Task to complete —
The full set of entries, reproduced exactly, is the expected answer.

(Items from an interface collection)
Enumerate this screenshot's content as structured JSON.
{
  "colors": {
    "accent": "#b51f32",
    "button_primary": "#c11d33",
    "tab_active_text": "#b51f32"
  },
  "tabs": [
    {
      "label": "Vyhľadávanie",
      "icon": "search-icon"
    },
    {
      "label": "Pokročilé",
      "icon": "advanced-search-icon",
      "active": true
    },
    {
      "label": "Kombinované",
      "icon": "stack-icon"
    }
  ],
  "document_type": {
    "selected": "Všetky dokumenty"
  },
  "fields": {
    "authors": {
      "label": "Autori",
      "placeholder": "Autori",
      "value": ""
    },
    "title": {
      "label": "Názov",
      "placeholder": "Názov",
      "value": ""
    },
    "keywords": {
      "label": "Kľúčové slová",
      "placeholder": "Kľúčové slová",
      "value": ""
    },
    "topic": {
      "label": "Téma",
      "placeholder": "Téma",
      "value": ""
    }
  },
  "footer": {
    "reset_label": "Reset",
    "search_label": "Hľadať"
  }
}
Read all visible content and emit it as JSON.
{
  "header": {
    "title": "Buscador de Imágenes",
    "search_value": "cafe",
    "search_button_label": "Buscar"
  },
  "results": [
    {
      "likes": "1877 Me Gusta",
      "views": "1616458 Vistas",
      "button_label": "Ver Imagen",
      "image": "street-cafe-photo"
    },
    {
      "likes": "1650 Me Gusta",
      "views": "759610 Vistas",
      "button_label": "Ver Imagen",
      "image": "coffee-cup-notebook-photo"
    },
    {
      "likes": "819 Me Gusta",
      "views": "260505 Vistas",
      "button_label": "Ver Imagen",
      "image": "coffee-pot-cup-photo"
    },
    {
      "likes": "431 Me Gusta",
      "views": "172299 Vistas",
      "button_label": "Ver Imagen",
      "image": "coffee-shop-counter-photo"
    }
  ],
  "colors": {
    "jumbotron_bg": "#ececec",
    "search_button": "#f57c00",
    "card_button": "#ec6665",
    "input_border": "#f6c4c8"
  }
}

Result —
Enumerate this screenshot's content as structured JSON.
{
  "colors": {
    "accent": "#b51f32",
    "button_primary": "#c11d33",
    "tab_active_text": "#b51f32"
  },
  "tabs": [
    {
      "label": "Vyhľadávanie",
      "icon": "search-icon"
    },
    {
      "label": "Pokročilé",
      "icon": "advanced-search-icon",
      "active": true
    },
    {
      "label": "Kombinované",
      "icon": "stack-icon"
    }
  ],
  "document_type": {
    "selected": "Všetky dokumenty"
  },
  "fields": {
    "authors": {
      "label": "Autori",
      "placeholder": "Autori",
      "value": ""
    },
    "title": {
      "label": "Názov",
      "placeholder": "Názov",
      "value": ""
    },
    "keywords": {
      "label": "Kľúčové slová",
      "placeholder": "Kľúčové slová",
      "value": ""
    },
    "topic": {
      "label": "Téma",
      "placeholder": "Téma",
      "value": ""
    }
  },
  "footer": {
    "reset_label": "Reset",
    "search_label": "Hľadať"
  }
}
Read all visible content and emit it as JSON.
{
  "header": {
    "title": "Buscador de Imágenes",
    "search_value": "cafe",
    "search_button_label": "Buscar"
  },
  "results": [
    {
      "likes": "1877 Me Gusta",
      "views": "1616458 Vistas",
      "button_label": "Ver Imagen",
      "image": "street-cafe-photo"
    },
    {
      "likes": "1650 Me Gusta",
      "views": "759610 Vistas",
      "button_label": "Ver Imagen",
      "image": "coffee-cup-notebook-photo"
    },
    {
      "likes": "819 Me Gusta",
      "views": "260505 Vistas",
      "button_label": "Ver Imagen",
      "image": "coffee-pot-cup-photo"
    },
    {
      "likes": "431 Me Gusta",
      "views": "172299 Vistas",
      "button_label": "Ver Imagen",
      "image": "coffee-shop-counter-photo"
    }
  ],
  "colors": {
    "jumbotron_bg": "#ececec",
    "search_button": "#f57c00",
    "card_button": "#ec6665",
    "input_border": "#f6c4c8"
  }
}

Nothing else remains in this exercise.